By providing adequate PPE and training workers on its proper use, you can significantly reduce the risk of silica-related illnesses.

3. Implement Ongoing Monitoring and Evaluation

A successful Silica training program goes beyond initial training sessions. Ongoing monitoring and evaluation are essential to ensure the effectiveness of your control measures and to address any emerging issues. Consider the following:

  • Regularly monitor silica levels in the workplace through air sampling and analysis.
  • Establish a system for reporting and investigating any potential breaches in control measures.
  • Continually evaluate the effectiveness of your Silica training program and make necessary adjustments.

By implementing ongoing monitoring and evaluation, you can ensure that your Silica training program remains up-to-date and effective in protecting your workers.

Key Benefits of an Effective Silica Training Program

Implementing an effective Silica training program offers numerous benefits, including:

  • Enhanced worker safety and reduced risk of silica-related illnesses.
  • Compliance with regulatory standards and requirements.
  • Increased productivity and efficiency by minimizing disruptions caused by exposure control measures.
  • Improved employee morale and satisfaction, leading to a positive work environment.

Remember, a well-designed and comprehensive Silica training program is an investment in the health and safety of your workers and the success of your business.

In conclusion, by following these best practices, conducting a thorough risk assessment, providing adequate PPE, and implementing ongoing monitoring and evaluation, you can ensure the effectiveness of your Silica training program. Remember, the health and safety of your workers should always be a top priority.

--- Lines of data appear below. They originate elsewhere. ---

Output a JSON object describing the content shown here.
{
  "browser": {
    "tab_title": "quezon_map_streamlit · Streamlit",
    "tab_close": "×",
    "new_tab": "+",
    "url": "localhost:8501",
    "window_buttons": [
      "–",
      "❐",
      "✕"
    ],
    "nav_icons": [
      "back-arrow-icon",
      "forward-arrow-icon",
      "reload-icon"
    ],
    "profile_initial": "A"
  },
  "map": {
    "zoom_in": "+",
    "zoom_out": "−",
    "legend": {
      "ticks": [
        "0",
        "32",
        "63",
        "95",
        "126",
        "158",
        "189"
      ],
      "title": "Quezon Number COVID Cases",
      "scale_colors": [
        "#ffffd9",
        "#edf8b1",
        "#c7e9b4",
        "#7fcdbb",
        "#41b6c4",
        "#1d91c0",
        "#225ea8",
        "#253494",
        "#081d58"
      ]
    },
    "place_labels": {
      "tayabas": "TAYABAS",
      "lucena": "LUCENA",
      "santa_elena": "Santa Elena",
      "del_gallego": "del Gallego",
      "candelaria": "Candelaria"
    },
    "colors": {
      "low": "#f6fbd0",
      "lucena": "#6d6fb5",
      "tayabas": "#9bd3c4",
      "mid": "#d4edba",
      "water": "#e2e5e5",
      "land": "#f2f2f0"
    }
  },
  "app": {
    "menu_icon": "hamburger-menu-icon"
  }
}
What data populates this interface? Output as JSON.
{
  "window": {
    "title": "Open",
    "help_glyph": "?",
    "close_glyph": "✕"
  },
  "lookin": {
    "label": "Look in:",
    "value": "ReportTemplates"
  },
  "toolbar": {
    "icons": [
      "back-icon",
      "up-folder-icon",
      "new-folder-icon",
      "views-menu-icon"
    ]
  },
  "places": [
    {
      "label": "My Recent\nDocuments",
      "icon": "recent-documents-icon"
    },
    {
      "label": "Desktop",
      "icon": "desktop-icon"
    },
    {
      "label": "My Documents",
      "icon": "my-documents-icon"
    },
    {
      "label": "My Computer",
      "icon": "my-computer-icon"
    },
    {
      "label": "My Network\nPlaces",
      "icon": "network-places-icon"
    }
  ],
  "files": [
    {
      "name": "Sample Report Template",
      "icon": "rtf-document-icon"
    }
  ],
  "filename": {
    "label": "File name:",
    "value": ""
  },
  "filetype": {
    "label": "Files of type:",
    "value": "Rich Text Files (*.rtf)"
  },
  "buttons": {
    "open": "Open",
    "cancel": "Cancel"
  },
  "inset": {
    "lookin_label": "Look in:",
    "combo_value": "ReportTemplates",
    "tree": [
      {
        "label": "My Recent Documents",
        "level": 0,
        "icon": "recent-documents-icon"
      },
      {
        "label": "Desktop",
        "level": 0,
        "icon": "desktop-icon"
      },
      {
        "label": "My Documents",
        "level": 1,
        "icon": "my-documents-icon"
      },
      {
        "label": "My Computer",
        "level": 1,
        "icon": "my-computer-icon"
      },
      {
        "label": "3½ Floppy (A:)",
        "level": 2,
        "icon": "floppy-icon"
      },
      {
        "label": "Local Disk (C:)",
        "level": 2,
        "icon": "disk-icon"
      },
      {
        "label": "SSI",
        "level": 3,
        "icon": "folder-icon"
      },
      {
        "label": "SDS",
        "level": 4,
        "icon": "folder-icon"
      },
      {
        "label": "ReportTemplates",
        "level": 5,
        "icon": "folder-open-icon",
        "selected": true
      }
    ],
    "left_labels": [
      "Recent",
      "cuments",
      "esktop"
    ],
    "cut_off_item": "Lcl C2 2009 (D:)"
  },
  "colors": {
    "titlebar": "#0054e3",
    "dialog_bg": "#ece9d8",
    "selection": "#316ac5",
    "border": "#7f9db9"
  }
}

Master the Basics and Conclude Your Silica Training Journey

In conclusion, we firmly believe that Silica training is essential for any organization. The information we have provided in our blog post, ‘Silica Training 101’, has emphasized the significance of this training, the various options available, the need for regulatory compliance, and the implementation of best practices. We strongly urge businesses to prioritize Silica training to ensure the safety of their workers and to meet legal requirements, ultimately fostering a safer and healthier work environment for all.